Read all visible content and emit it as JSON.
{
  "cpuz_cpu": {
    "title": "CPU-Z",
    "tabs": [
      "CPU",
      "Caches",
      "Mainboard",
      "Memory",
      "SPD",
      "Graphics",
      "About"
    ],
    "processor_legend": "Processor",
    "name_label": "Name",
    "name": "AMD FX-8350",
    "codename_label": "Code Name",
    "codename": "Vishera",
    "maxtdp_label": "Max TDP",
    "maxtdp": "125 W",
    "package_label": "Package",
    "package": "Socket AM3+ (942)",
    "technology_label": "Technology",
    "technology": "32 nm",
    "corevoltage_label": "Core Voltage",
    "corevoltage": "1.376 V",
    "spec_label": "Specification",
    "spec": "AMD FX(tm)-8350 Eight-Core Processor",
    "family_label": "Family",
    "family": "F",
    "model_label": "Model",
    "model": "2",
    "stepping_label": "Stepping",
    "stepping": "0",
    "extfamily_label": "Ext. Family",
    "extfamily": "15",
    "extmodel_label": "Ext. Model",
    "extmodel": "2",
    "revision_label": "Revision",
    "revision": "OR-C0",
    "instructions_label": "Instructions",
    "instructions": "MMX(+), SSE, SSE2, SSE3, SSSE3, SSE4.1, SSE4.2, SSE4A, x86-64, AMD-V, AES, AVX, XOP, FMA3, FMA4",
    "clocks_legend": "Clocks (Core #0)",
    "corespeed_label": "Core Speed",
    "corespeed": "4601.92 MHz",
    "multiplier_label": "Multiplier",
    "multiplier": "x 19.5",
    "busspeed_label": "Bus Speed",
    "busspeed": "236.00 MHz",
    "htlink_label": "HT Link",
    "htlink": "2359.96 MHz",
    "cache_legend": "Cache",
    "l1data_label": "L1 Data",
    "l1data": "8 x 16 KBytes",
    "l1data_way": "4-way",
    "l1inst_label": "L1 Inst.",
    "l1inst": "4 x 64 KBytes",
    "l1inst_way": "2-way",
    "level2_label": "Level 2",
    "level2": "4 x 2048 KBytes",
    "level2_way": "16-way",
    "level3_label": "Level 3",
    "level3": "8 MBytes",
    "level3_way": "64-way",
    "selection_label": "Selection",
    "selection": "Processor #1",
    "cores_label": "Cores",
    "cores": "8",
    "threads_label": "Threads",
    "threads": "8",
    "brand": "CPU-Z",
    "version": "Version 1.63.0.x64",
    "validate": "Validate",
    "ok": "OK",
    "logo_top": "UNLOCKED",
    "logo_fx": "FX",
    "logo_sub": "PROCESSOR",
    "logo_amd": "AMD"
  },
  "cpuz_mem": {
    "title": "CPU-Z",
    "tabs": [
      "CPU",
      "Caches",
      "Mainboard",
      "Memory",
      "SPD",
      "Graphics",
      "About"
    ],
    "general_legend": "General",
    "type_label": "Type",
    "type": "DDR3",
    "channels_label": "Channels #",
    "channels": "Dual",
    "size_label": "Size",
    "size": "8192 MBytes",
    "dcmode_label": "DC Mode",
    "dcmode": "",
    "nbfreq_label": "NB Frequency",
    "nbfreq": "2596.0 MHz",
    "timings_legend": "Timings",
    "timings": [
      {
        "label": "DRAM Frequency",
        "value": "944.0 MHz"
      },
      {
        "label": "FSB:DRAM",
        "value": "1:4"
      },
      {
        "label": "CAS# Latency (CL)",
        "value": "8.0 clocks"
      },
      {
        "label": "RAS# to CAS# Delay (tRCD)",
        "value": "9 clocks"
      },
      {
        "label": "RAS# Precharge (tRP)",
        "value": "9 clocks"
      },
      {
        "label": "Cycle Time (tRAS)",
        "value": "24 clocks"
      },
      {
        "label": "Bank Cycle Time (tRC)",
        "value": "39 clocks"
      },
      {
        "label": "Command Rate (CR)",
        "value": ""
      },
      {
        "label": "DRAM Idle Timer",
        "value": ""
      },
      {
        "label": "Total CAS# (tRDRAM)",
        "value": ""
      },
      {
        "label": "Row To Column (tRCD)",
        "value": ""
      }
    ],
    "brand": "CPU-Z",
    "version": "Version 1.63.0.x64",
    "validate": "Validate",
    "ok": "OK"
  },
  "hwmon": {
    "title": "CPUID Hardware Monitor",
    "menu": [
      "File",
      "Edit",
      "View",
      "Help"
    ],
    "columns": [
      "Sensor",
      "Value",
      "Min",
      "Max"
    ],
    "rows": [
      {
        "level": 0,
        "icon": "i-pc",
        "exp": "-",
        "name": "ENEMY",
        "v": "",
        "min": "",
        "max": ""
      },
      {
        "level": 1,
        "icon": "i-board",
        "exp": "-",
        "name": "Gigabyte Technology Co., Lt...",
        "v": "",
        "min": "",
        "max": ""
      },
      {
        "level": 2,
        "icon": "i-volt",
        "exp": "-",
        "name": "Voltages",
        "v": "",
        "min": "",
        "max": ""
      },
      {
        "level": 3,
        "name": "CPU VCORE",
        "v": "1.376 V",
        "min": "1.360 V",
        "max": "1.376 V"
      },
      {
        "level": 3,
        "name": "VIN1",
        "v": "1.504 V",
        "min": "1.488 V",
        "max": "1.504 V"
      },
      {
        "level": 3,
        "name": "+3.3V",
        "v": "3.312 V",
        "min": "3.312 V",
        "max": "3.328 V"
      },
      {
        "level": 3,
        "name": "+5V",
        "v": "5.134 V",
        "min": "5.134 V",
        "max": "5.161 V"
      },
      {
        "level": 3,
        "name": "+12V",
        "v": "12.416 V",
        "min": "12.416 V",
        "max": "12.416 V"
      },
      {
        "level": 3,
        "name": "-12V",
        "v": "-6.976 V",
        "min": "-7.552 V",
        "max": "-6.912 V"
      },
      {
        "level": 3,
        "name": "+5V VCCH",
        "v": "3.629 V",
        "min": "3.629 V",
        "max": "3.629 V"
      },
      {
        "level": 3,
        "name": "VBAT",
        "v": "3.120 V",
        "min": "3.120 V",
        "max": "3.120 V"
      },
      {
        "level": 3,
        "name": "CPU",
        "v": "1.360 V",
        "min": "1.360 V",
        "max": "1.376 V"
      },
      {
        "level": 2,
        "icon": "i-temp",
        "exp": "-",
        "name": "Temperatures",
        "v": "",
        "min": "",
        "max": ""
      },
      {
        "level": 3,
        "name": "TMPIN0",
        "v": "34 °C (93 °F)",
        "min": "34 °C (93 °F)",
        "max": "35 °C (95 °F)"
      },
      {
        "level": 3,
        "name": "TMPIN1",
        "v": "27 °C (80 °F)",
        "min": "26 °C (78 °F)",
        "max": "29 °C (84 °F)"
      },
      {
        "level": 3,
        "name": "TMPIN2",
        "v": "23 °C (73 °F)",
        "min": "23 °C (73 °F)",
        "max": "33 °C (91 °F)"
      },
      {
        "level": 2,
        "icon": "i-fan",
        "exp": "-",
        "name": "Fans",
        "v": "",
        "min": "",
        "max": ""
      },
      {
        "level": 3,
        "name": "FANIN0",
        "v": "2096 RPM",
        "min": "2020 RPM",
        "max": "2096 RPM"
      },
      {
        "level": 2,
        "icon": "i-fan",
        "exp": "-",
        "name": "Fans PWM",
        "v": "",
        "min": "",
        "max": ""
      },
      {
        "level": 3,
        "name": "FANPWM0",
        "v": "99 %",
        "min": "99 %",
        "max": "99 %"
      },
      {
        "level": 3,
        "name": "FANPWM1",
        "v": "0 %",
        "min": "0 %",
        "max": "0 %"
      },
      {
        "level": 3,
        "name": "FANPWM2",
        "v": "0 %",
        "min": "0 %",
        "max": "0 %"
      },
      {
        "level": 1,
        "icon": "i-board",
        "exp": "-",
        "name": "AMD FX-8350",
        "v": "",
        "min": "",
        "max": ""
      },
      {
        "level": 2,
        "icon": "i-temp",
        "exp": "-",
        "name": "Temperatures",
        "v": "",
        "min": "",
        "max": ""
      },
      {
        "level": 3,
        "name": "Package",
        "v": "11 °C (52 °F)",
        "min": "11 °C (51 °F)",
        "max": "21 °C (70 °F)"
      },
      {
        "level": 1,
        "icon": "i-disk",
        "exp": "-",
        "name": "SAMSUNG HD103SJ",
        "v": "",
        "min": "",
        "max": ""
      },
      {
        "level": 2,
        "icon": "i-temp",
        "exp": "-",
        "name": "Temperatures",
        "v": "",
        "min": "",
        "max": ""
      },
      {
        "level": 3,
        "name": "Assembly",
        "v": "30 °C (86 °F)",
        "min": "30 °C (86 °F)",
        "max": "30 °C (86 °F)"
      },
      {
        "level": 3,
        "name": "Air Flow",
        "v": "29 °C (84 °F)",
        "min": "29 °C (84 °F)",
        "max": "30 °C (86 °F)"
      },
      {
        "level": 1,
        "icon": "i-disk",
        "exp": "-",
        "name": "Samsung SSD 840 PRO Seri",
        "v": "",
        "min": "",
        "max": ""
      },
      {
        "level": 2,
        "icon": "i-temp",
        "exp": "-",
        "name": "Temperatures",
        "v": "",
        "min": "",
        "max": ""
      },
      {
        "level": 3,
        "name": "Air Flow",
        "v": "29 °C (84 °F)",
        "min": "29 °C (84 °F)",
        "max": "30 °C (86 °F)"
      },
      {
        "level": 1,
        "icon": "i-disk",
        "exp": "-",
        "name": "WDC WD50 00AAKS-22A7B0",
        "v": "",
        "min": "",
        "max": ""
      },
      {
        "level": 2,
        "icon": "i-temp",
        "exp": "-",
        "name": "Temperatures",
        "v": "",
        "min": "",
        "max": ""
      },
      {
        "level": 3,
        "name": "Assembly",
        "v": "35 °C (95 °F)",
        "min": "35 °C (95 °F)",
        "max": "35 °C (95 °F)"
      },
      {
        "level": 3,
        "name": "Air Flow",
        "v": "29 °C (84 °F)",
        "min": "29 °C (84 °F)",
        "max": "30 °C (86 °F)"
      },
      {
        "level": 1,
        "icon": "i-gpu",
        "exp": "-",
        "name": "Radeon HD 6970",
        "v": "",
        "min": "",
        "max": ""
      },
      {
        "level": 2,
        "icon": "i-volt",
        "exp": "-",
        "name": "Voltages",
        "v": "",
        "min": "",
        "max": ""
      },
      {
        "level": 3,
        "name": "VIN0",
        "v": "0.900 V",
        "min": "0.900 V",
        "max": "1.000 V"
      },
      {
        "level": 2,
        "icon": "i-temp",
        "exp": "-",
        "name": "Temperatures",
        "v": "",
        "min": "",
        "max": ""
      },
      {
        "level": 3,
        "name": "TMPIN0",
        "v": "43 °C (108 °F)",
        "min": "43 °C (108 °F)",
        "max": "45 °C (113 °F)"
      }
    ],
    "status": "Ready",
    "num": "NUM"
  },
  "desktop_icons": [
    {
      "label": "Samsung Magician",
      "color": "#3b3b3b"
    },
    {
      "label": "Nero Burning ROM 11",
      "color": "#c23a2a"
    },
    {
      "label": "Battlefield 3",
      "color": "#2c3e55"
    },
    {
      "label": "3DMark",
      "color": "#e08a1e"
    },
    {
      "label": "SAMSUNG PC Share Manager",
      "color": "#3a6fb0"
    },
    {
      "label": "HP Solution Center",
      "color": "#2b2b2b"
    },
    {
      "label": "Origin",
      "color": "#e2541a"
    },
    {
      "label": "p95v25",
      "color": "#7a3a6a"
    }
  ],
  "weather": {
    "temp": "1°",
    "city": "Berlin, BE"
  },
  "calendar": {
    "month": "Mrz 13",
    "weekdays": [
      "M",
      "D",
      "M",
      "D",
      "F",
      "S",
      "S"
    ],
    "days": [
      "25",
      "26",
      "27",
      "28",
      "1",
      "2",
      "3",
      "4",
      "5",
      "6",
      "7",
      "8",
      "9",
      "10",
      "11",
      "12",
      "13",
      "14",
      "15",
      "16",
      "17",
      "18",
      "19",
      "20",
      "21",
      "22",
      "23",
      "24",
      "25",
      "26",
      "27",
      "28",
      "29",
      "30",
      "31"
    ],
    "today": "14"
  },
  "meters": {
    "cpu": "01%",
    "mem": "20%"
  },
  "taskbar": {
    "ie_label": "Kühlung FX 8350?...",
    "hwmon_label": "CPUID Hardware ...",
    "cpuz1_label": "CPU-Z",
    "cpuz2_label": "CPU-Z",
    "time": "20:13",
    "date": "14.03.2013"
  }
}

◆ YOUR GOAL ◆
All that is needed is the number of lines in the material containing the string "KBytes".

◆ WRITTEN REPLY ◆
3